1) To review the surgical anatomy of the male EUS by microscopic tissue sections of cadaveric specimens and by MRI and TRUS images.
2) To evaluate the intraoperative TRUS images of the male EUS during laser EEP and report the morphological changes before and after the surgery.
We reported a summary of the topographic anatomy of the male EUS based on microscopic tissue sections from male cadaveric specimens, TRUS images and MRIs. Eleven patients underwent EEP, five of which were "en bloc" holmium laser enucleation of the prostate (HoLEP) and six which were green laser enucleation of the prostate (GreenLEP). All patients' EUS were studied by intraoperative TRUS using a linear probe before and after surgery. However, in this video only the results of one case have been presented. Morphological parameters of the EUS (shape, length echo-pattern and thickness) were evaluated. Postoperative follow-up at 1, 3 and 6 months with IPSS, QoL, Qmax, PSA levels, IIEF-5 and SIU were assessed at each follow-up appointment.
A detailed topographic anatomical study of the male EUS has been presented. The male EUS was easily detectable by TRUS as a hypoechoic circular shaped structure surrounding the membranous urethra, that remained unchanged before and after the EEP procedure. The patient was discharged 24 hours postoperative without complications. The bladder catheter was removed at 24 hours after surgery and three months later all the parameters showed significant improvement. There was no SUI as a result of the procedure.
First and foremost it is imperative that the surgeon has a complete understanding of the EUS surgical anatomy before performing EEP in order to avoid SUI during the learning curve.
As demonstrated previously in the literature, EEP represents an established safe and effective technique for the complete removal of the adenomatous prostate tissue. This is not an easy procedure and requires a steep learning curve.
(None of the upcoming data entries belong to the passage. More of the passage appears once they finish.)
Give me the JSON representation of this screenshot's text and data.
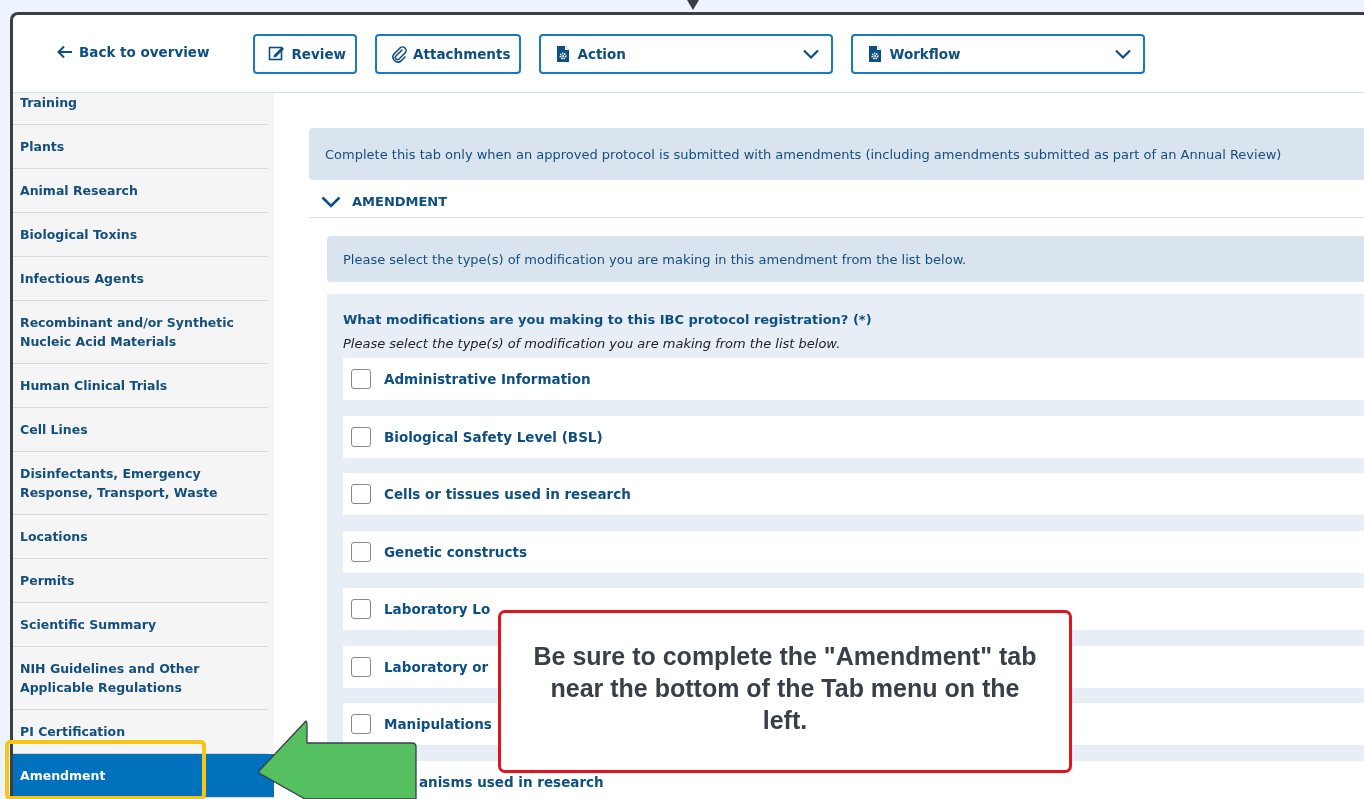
{
  "header": {
    "back_link": "Back to overview",
    "buttons": [
      {
        "kind": "button",
        "label": "Review"
      },
      {
        "kind": "button",
        "label": "Attachments"
      },
      {
        "kind": "dropdown",
        "label": "Action"
      },
      {
        "kind": "dropdown",
        "label": "Workflow"
      }
    ]
  },
  "sidebar": {
    "items": [
      {
        "label": "Training",
        "selected": false
      },
      {
        "label": "Plants",
        "selected": false
      },
      {
        "label": "Animal Research",
        "selected": false
      },
      {
        "label": "Biological Toxins",
        "selected": false
      },
      {
        "label": "Infectious Agents",
        "selected": false
      },
      {
        "label": "Recombinant and/or Synthetic Nucleic Acid Materials",
        "selected": false
      },
      {
        "label": "Human Clinical Trials",
        "selected": false
      },
      {
        "label": "Cell Lines",
        "selected": false
      },
      {
        "label": "Disinfectants, Emergency Response, Transport, Waste",
        "selected": false
      },
      {
        "label": "Locations",
        "selected": false
      },
      {
        "label": "Permits",
        "selected": false
      },
      {
        "label": "Scientific Summary",
        "selected": false
      },
      {
        "label": "NIH Guidelines and Other Applicable Regulations",
        "selected": false
      },
      {
        "label": "PI Certification",
        "selected": false
      },
      {
        "label": "Amendment",
        "selected": true
      }
    ]
  },
  "content": {
    "notice": "Complete this tab only when an approved protocol is submitted with amendments (including amendments submitted as part of an Annual Review)",
    "section": {
      "title": "AMENDMENT",
      "expanded": true
    },
    "instruction": "Please select the type(s) of modification you are making in this amendment from the list below.",
    "question": {
      "label": "What modifications are you making to this IBC protocol registration? (*)",
      "hint": "Please select the type(s) of modification you are making from the list below.",
      "options": [
        {
          "kind": "full",
          "label": "Administrative Information",
          "checked": false
        },
        {
          "kind": "full",
          "label": "Biological Safety Level (BSL)",
          "checked": false
        },
        {
          "kind": "full",
          "label": "Cells or tissues used in research",
          "checked": false
        },
        {
          "kind": "full",
          "label": "Genetic constructs",
          "checked": false
        },
        {
          "kind": "full",
          "label": "Laboratory Lo",
          "checked": false
        },
        {
          "kind": "full",
          "label": "Laboratory or",
          "checked": false
        },
        {
          "kind": "full",
          "label": "Manipulations",
          "checked": false
        },
        {
          "kind": "partial",
          "label": "anisms used in research"
        }
      ]
    }
  },
  "callout": {
    "text": "Be sure to complete the \"Amendment\" tab near the bottom of the Tab menu on the left."
  }
}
During "en bloc" EEP carefully dissecting the apical lobes from the EUS is fundamental in preventing SUI, as it protects the sphincter from mechanical dissection damage.